THE PERSONS OF THE PLAY
Sir John Pontefract
Lord Alfred Rufford
Mr. Kelvil, M.P.
The Ven. Archdeacon Daubeny, D.D.
Lady Caroline Pontefract
Miss Hester Worsley
THE SCENES OF THE PLAY
ACT I. The Terrace at Hunstanton Chase.
ACT II. The Drawing-room at Hunstanton Chase.
ACT III. The Hall at Hunstanton Chase.
ACT IV. Sitting-room in Mrs. Arbuthnot's House at Wrockley.
TIME: The Present (1893)
PLACE: The Shires.
The action of the play takes place within twenty-four hours.
Lawn in front of the terrace at Hunstanton.
[SIR JOHN and LADY CAROLINE PONTEFRACT, MISS WORSLEY, on chairs under large yew tree.]
LADY CAROLINE. I believe this is the first English country house you have stayed at, Miss Worsley?
HESTER. Yes, Lady Caroline.
LADY CAROLINE. You have no country houses, I am told, in America?
HESTER. We have not many.
LADY CAROLINE. Have you any country? What we should call country?
HESTER. [Smiling.] We have the largest country in the world, Lady Caroline. They used to tell us at school that some of our states are as big as France and England put together.
LADY CAROLINE. Ah! you must find it very draughty, I should fancy. [To SIR JOHN.] John, you should have your muffler. What is the use of my always knitting mufflers for you if you won't wear them?
SIR JOHN. I am quite warm, Caroline, I assure you.
LADY CAROLINE. I think not, John. Well, you couldn't come to a more charming place than this, Miss Worsley, though the house is excessively damp, quite unpardonably damp, and dear Lady Hunstanton is sometimes a little lax about the people she asks down here. [To SIR JOHN.] Jane mixes too much. Lord Illingworth, of course, is a man of high distinction. It is a privilege to meet him. And that member of Parliament, Mr. Kettle -
SIR JOHN. Kelvil, my love, Kelvil.

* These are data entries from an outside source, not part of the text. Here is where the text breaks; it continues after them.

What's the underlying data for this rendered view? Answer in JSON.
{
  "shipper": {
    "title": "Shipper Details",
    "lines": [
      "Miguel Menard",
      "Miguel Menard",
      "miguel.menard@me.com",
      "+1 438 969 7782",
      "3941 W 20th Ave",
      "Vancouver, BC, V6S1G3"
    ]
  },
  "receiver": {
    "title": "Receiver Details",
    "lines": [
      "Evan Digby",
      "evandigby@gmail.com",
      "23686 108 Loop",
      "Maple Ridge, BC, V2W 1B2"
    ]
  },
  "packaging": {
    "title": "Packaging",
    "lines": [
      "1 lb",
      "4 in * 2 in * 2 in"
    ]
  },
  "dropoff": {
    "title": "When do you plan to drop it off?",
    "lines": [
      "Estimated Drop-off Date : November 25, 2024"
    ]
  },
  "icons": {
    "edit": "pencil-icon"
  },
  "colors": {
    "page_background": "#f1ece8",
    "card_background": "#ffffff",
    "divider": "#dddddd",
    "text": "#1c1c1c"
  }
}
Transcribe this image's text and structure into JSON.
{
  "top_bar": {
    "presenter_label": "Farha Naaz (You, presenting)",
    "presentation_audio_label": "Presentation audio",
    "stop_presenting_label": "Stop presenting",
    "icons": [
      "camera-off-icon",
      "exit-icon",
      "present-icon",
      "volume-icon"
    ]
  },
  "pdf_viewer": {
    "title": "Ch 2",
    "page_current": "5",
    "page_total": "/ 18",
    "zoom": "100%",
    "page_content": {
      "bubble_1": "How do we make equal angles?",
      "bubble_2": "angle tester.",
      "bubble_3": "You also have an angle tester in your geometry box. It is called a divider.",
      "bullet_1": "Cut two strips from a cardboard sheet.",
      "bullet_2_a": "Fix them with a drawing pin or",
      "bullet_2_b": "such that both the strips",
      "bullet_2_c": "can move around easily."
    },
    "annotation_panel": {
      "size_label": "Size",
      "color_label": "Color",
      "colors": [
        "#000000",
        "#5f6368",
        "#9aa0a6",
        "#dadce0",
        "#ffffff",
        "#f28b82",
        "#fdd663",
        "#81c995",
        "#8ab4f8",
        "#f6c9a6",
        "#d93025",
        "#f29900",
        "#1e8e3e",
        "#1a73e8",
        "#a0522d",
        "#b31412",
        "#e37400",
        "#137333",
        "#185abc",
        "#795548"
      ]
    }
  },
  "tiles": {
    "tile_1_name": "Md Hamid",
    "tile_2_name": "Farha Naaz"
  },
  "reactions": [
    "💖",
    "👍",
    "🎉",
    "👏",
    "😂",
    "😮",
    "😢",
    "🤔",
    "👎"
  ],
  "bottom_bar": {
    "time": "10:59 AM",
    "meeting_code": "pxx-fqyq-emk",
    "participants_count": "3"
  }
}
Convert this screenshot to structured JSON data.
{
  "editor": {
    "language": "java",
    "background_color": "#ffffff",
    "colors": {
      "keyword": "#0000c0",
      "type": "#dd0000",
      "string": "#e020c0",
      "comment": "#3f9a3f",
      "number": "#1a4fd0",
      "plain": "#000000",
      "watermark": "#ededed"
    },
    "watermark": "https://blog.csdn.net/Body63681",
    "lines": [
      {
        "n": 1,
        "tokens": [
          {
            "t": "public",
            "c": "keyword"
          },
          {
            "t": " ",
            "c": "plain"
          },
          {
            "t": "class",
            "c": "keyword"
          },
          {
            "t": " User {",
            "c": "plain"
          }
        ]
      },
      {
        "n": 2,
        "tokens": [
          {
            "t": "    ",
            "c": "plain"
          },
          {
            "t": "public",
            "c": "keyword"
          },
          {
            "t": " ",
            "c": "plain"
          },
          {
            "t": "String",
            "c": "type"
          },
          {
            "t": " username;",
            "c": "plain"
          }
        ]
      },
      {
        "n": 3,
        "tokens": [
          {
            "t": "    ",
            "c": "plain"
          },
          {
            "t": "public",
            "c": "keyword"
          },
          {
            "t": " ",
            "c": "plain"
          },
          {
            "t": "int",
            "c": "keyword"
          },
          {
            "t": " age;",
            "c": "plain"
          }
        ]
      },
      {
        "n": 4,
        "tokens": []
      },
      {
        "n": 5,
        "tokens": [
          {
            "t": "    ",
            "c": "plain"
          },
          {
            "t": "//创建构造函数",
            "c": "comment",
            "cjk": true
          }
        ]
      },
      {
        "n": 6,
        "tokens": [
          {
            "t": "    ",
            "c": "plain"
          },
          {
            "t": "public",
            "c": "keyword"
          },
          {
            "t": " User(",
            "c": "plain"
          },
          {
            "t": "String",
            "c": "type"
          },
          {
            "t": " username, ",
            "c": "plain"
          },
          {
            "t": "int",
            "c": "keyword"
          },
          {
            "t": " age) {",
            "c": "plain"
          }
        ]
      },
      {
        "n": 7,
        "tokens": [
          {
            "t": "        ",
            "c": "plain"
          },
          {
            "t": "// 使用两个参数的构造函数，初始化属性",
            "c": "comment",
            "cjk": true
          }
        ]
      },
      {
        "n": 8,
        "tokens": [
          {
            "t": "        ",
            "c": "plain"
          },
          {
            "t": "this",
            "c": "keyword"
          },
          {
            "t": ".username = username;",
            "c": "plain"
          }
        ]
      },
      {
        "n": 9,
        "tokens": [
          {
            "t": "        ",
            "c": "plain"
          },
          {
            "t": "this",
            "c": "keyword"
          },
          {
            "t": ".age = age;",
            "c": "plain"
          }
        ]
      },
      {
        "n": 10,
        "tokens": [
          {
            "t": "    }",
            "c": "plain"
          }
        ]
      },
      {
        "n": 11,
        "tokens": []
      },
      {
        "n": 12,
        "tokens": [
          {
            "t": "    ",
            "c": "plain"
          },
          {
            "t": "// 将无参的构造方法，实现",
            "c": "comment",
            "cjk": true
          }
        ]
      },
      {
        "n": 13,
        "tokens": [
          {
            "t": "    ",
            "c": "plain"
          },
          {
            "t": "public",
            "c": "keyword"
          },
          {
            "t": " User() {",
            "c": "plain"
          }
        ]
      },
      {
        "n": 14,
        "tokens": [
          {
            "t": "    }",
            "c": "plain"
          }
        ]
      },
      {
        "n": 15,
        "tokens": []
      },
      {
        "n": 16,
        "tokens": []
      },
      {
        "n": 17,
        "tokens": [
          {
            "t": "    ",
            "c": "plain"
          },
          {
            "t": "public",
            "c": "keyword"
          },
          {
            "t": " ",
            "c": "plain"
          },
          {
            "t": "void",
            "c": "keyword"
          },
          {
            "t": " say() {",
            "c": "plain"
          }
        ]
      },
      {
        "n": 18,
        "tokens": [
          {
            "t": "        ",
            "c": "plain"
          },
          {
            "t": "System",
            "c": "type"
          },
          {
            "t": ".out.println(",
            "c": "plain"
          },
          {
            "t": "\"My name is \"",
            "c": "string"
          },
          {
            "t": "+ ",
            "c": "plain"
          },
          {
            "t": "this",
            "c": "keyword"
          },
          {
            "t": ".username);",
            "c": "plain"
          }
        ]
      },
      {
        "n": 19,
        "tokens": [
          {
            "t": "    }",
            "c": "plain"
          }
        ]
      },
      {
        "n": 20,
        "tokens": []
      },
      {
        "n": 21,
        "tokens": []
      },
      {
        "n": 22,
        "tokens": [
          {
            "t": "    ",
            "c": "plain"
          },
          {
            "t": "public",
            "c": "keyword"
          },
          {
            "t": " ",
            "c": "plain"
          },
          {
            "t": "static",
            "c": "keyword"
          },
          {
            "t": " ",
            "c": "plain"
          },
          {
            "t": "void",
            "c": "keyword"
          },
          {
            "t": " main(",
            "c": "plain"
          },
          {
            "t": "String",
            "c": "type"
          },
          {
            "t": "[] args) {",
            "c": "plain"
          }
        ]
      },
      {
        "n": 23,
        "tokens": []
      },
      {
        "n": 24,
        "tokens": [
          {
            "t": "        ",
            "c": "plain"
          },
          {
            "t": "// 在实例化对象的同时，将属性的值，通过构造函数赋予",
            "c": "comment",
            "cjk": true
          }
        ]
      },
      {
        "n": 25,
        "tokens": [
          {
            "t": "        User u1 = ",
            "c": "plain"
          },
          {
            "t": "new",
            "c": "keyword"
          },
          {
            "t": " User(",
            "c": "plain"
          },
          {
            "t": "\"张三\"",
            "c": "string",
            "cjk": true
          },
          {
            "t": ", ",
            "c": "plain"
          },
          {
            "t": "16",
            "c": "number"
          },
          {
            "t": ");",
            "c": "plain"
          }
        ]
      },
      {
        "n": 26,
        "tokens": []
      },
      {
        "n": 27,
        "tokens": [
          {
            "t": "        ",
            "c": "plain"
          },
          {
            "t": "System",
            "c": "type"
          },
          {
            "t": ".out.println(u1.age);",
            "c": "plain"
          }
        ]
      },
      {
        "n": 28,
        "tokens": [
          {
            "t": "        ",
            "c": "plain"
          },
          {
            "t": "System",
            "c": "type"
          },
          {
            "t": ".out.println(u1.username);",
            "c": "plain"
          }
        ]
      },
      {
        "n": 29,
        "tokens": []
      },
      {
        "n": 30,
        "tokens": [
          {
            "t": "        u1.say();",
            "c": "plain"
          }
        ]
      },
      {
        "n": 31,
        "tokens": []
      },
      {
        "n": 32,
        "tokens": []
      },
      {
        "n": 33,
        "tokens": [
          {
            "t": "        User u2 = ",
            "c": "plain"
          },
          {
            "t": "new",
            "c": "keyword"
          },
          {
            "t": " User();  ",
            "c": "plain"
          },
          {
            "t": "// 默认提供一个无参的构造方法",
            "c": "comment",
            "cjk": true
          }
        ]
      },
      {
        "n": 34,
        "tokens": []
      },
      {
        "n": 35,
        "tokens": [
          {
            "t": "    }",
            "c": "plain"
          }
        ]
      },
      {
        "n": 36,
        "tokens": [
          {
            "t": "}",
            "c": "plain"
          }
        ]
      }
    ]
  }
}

LADY CAROLINE. He must be quite respectable. One has never heard his name before in the whole course of one's life, which speaks volumes for a man, nowadays. But Mrs. Allonby is hardly a very suitable person.
HESTER. I dislike Mrs. Allonby. I dislike her more than I can say.
LADY CAROLINE. I am not sure, Miss Worsley, that foreigners like yourself should cultivate likes or dislikes about the people they are invited to meet. Mrs. Allonby is very well born. She is a niece of Lord Brancaster's. It is said, of course, that she ran away twice before she was married. But you know how unfair people often are. I myself don't believe she ran away more than once.
HESTER. Mr. Arbuthnot is very charming.
LADY CAROLINE. Ah, yes! the young man who has a post in a bank.